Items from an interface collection
◇ ◇ ◇ ◇ ◇

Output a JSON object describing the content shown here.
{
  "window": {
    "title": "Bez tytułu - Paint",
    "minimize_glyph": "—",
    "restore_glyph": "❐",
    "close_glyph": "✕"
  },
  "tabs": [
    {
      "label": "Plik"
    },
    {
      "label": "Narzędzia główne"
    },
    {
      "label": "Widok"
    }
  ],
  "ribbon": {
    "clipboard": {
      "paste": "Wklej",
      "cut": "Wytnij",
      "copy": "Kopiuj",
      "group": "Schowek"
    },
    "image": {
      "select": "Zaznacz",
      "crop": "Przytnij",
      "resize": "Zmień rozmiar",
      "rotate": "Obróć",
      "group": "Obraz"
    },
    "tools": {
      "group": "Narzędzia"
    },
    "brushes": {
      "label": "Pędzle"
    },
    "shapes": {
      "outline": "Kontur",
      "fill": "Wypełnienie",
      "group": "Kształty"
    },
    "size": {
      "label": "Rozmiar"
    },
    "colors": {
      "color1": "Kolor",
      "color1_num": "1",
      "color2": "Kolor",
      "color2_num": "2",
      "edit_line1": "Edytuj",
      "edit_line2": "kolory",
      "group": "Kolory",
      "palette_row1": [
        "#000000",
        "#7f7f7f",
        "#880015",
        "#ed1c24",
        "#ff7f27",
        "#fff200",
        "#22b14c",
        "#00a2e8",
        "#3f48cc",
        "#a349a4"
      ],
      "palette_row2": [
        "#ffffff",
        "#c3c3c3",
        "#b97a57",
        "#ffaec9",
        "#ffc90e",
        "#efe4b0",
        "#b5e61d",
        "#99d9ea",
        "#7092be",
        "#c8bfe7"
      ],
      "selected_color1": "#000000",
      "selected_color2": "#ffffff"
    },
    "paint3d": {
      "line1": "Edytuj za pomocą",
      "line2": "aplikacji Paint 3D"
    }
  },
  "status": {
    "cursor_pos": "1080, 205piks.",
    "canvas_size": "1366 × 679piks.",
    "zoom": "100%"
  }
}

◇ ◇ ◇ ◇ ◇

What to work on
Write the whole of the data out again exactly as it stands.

Exercise result
Output a JSON object describing the content shown here.
{
  "window": {
    "title": "Bez tytułu - Paint",
    "minimize_glyph": "—",
    "restore_glyph": "❐",
    "close_glyph": "✕"
  },
  "tabs": [
    {
      "label": "Plik"
    },
    {
      "label": "Narzędzia główne"
    },
    {
      "label": "Widok"
    }
  ],
  "ribbon": {
    "clipboard": {
      "paste": "Wklej",
      "cut": "Wytnij",
      "copy": "Kopiuj",
      "group": "Schowek"
    },
    "image": {
      "select": "Zaznacz",
      "crop": "Przytnij",
      "resize": "Zmień rozmiar",
      "rotate": "Obróć",
      "group": "Obraz"
    },
    "tools": {
      "group": "Narzędzia"
    },
    "brushes": {
      "label": "Pędzle"
    },
    "shapes": {
      "outline": "Kontur",
      "fill": "Wypełnienie",
      "group": "Kształty"
    },
    "size": {
      "label": "Rozmiar"
    },
    "colors": {
      "color1": "Kolor",
      "color1_num": "1",
      "color2": "Kolor",
      "color2_num": "2",
      "edit_line1": "Edytuj",
      "edit_line2": "kolory",
      "group": "Kolory",
      "palette_row1": [
        "#000000",
        "#7f7f7f",
        "#880015",
        "#ed1c24",
        "#ff7f27",
        "#fff200",
        "#22b14c",
        "#00a2e8",
        "#3f48cc",
        "#a349a4"
      ],
      "palette_row2": [
        "#ffffff",
        "#c3c3c3",
        "#b97a57",
        "#ffaec9",
        "#ffc90e",
        "#efe4b0",
        "#b5e61d",
        "#99d9ea",
        "#7092be",
        "#c8bfe7"
      ],
      "selected_color1": "#000000",
      "selected_color2": "#ffffff"
    },
    "paint3d": {
      "line1": "Edytuj za pomocą",
      "line2": "aplikacji Paint 3D"
    }
  },
  "status": {
    "cursor_pos": "1080, 205piks.",
    "canvas_size": "1366 × 679piks.",
    "zoom": "100%"
  }
}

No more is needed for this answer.